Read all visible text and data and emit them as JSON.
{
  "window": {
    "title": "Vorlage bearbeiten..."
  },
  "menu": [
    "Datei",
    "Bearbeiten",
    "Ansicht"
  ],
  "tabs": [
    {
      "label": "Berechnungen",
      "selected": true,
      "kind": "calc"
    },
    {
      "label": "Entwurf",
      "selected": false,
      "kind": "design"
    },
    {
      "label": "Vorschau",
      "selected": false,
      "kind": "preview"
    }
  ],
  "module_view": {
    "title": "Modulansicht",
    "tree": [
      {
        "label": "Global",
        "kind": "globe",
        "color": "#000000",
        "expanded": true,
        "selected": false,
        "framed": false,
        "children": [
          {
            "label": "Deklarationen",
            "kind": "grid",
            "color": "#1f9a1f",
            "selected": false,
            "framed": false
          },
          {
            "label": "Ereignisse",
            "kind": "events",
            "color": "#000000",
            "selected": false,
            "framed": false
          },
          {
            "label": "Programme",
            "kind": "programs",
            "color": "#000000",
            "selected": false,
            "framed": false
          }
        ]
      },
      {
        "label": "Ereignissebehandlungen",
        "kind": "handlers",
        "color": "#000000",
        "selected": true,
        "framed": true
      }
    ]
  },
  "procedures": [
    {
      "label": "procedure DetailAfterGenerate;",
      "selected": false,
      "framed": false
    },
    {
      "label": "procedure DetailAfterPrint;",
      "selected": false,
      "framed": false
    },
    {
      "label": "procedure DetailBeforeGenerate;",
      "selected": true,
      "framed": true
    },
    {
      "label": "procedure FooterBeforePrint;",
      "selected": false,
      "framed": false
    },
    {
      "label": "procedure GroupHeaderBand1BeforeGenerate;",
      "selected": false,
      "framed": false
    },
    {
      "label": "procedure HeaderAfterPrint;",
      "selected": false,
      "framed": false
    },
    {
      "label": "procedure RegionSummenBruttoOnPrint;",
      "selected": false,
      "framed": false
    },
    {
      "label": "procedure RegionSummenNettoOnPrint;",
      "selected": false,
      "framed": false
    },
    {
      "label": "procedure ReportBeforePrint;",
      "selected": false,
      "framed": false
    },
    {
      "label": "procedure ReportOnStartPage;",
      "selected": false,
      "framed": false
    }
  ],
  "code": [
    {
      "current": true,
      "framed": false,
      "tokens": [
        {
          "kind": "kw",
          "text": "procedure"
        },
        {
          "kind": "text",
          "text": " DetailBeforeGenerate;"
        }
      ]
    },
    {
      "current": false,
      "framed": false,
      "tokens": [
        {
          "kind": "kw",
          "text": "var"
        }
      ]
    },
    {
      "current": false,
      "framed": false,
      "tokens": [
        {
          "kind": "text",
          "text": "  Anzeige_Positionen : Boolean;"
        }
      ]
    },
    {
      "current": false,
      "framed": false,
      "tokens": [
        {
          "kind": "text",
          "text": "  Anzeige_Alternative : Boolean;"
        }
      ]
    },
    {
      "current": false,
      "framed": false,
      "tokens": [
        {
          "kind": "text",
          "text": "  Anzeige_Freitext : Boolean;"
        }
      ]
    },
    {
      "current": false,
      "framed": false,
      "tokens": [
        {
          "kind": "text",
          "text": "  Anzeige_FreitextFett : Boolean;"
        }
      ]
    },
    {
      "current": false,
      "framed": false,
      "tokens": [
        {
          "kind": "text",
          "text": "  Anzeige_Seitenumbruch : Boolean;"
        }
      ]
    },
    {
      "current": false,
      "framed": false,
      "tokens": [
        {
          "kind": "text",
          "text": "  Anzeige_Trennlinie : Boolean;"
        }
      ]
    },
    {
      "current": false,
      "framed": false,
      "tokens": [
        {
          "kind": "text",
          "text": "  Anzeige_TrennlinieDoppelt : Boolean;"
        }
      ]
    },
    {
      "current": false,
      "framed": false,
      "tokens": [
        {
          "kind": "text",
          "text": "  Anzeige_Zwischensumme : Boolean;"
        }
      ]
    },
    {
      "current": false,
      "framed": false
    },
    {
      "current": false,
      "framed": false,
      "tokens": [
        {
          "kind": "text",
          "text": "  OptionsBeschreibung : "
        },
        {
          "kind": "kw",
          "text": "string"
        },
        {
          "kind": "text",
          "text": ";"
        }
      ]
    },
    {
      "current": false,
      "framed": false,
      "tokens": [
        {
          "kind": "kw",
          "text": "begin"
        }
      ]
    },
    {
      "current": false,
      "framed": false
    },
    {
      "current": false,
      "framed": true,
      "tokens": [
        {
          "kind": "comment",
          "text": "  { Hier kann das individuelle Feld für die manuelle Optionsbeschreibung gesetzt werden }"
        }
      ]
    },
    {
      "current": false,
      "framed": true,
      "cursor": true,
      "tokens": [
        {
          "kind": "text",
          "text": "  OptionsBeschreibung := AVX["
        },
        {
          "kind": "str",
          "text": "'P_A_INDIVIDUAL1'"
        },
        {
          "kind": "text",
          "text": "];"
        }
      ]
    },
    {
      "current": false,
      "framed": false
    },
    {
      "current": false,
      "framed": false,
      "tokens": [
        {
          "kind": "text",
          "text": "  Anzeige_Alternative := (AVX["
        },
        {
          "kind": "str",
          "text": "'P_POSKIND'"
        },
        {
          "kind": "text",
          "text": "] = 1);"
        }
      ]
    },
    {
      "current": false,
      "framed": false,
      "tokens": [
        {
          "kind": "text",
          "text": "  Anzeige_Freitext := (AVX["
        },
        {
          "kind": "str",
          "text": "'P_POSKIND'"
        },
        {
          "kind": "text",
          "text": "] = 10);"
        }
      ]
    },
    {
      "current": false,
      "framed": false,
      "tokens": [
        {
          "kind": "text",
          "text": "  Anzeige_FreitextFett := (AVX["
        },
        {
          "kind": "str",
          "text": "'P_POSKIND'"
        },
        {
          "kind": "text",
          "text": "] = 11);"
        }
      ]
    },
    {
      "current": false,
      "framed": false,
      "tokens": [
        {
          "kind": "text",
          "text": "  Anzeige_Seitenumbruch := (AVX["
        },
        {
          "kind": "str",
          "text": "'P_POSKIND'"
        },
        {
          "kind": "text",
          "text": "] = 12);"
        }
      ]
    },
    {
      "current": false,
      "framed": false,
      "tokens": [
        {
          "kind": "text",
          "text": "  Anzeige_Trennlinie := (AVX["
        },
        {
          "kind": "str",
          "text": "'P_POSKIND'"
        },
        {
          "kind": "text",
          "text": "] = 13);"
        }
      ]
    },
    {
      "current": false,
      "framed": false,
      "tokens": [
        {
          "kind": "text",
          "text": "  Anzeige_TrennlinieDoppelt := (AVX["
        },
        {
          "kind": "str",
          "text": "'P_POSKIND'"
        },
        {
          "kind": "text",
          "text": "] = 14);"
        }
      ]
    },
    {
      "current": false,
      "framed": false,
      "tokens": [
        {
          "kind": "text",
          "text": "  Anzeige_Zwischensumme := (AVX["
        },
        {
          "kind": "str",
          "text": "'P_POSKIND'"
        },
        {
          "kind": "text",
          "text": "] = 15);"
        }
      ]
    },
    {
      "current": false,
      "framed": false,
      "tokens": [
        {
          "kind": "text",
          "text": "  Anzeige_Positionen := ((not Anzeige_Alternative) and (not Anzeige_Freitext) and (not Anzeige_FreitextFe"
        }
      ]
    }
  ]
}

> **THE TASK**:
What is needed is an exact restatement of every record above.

> **TASK ANSWER**:
Read all visible text and data and emit them as JSON.
{
  "window": {
    "title": "Vorlage bearbeiten..."
  },
  "menu": [
    "Datei",
    "Bearbeiten",
    "Ansicht"
  ],
  "tabs": [
    {
      "label": "Berechnungen",
      "selected": true,
      "kind": "calc"
    },
    {
      "label": "Entwurf",
      "selected": false,
      "kind": "design"
    },
    {
      "label": "Vorschau",
      "selected": false,
      "kind": "preview"
    }
  ],
  "module_view": {
    "title": "Modulansicht",
    "tree": [
      {
        "label": "Global",
        "kind": "globe",
        "color": "#000000",
        "expanded": true,
        "selected": false,
        "framed": false,
        "children": [
          {
            "label": "Deklarationen",
            "kind": "grid",
            "color": "#1f9a1f",
            "selected": false,
            "framed": false
          },
          {
            "label": "Ereignisse",
            "kind": "events",
            "color": "#000000",
            "selected": false,
            "framed": false
          },
          {
            "label": "Programme",
            "kind": "programs",
            "color": "#000000",
            "selected": false,
            "framed": false
          }
        ]
      },
      {
        "label": "Ereignissebehandlungen",
        "kind": "handlers",
        "color": "#000000",
        "selected": true,
        "framed": true
      }
    ]
  },
  "procedures": [
    {
      "label": "procedure DetailAfterGenerate;",
      "selected": false,
      "framed": false
    },
    {
      "label": "procedure DetailAfterPrint;",
      "selected": false,
      "framed": false
    },
    {
      "label": "procedure DetailBeforeGenerate;",
      "selected": true,
      "framed": true
    },
    {
      "label": "procedure FooterBeforePrint;",
      "selected": false,
      "framed": false
    },
    {
      "label": "procedure GroupHeaderBand1BeforeGenerate;",
      "selected": false,
      "framed": false
    },
    {
      "label": "procedure HeaderAfterPrint;",
      "selected": false,
      "framed": false
    },
    {
      "label": "procedure RegionSummenBruttoOnPrint;",
      "selected": false,
      "framed": false
    },
    {
      "label": "procedure RegionSummenNettoOnPrint;",
      "selected": false,
      "framed": false
    },
    {
      "label": "procedure ReportBeforePrint;",
      "selected": false,
      "framed": false
    },
    {
      "label": "procedure ReportOnStartPage;",
      "selected": false,
      "framed": false
    }
  ],
  "code": [
    {
      "current": true,
      "framed": false,
      "tokens": [
        {
          "kind": "kw",
          "text": "procedure"
        },
        {
          "kind": "text",
          "text": " DetailBeforeGenerate;"
        }
      ]
    },
    {
      "current": false,
      "framed": false,
      "tokens": [
        {
          "kind": "kw",
          "text": "var"
        }
      ]
    },
    {
      "current": false,
      "framed": false,
      "tokens": [
        {
          "kind": "text",
          "text": "  Anzeige_Positionen : Boolean;"
        }
      ]
    },
    {
      "current": false,
      "framed": false,
      "tokens": [
        {
          "kind": "text",
          "text": "  Anzeige_Alternative : Boolean;"
        }
      ]
    },
    {
      "current": false,
      "framed": false,
      "tokens": [
        {
          "kind": "text",
          "text": "  Anzeige_Freitext : Boolean;"
        }
      ]
    },
    {
      "current": false,
      "framed": false,
      "tokens": [
        {
          "kind": "text",
          "text": "  Anzeige_FreitextFett : Boolean;"
        }
      ]
    },
    {
      "current": false,
      "framed": false,
      "tokens": [
        {
          "kind": "text",
          "text": "  Anzeige_Seitenumbruch : Boolean;"
        }
      ]
    },
    {
      "current": false,
      "framed": false,
      "tokens": [
        {
          "kind": "text",
          "text": "  Anzeige_Trennlinie : Boolean;"
        }
      ]
    },
    {
      "current": false,
      "framed": false,
      "tokens": [
        {
          "kind": "text",
          "text": "  Anzeige_TrennlinieDoppelt : Boolean;"
        }
      ]
    },
    {
      "current": false,
      "framed": false,
      "tokens": [
        {
          "kind": "text",
          "text": "  Anzeige_Zwischensumme : Boolean;"
        }
      ]
    },
    {
      "current": false,
      "framed": false
    },
    {
      "current": false,
      "framed": false,
      "tokens": [
        {
          "kind": "text",
          "text": "  OptionsBeschreibung : "
        },
        {
          "kind": "kw",
          "text": "string"
        },
        {
          "kind": "text",
          "text": ";"
        }
      ]
    },
    {
      "current": false,
      "framed": false,
      "tokens": [
        {
          "kind": "kw",
          "text": "begin"
        }
      ]
    },
    {
      "current": false,
      "framed": false
    },
    {
      "current": false,
      "framed": true,
      "tokens": [
        {
          "kind": "comment",
          "text": "  { Hier kann das individuelle Feld für die manuelle Optionsbeschreibung gesetzt werden }"
        }
      ]
    },
    {
      "current": false,
      "framed": true,
      "cursor": true,
      "tokens": [
        {
          "kind": "text",
          "text": "  OptionsBeschreibung := AVX["
        },
        {
          "kind": "str",
          "text": "'P_A_INDIVIDUAL1'"
        },
        {
          "kind": "text",
          "text": "];"
        }
      ]
    },
    {
      "current": false,
      "framed": false
    },
    {
      "current": false,
      "framed": false,
      "tokens": [
        {
          "kind": "text",
          "text": "  Anzeige_Alternative := (AVX["
        },
        {
          "kind": "str",
          "text": "'P_POSKIND'"
        },
        {
          "kind": "text",
          "text": "] = 1);"
        }
      ]
    },
    {
      "current": false,
      "framed": false,
      "tokens": [
        {
          "kind": "text",
          "text": "  Anzeige_Freitext := (AVX["
        },
        {
          "kind": "str",
          "text": "'P_POSKIND'"
        },
        {
          "kind": "text",
          "text": "] = 10);"
        }
      ]
    },
    {
      "current": false,
      "framed": false,
      "tokens": [
        {
          "kind": "text",
          "text": "  Anzeige_FreitextFett := (AVX["
        },
        {
          "kind": "str",
          "text": "'P_POSKIND'"
        },
        {
          "kind": "text",
          "text": "] = 11);"
        }
      ]
    },
    {
      "current": false,
      "framed": false,
      "tokens": [
        {
          "kind": "text",
          "text": "  Anzeige_Seitenumbruch := (AVX["
        },
        {
          "kind": "str",
          "text": "'P_POSKIND'"
        },
        {
          "kind": "text",
          "text": "] = 12);"
        }
      ]
    },
    {
      "current": false,
      "framed": false,
      "tokens": [
        {
          "kind": "text",
          "text": "  Anzeige_Trennlinie := (AVX["
        },
        {
          "kind": "str",
          "text": "'P_POSKIND'"
        },
        {
          "kind": "text",
          "text": "] = 13);"
        }
      ]
    },
    {
      "current": false,
      "framed": false,
      "tokens": [
        {
          "kind": "text",
          "text": "  Anzeige_TrennlinieDoppelt := (AVX["
        },
        {
          "kind": "str",
          "text": "'P_POSKIND'"
        },
        {
          "kind": "text",
          "text": "] = 14);"
        }
      ]
    },
    {
      "current": false,
      "framed": false,
      "tokens": [
        {
          "kind": "text",
          "text": "  Anzeige_Zwischensumme := (AVX["
        },
        {
          "kind": "str",
          "text": "'P_POSKIND'"
        },
        {
          "kind": "text",
          "text": "] = 15);"
        }
      ]
    },
    {
      "current": false,
      "framed": false,
      "tokens": [
        {
          "kind": "text",
          "text": "  Anzeige_Positionen := ((not Anzeige_Alternative) and (not Anzeige_Freitext) and (not Anzeige_FreitextFe"
        }
      ]
    }
  ]
}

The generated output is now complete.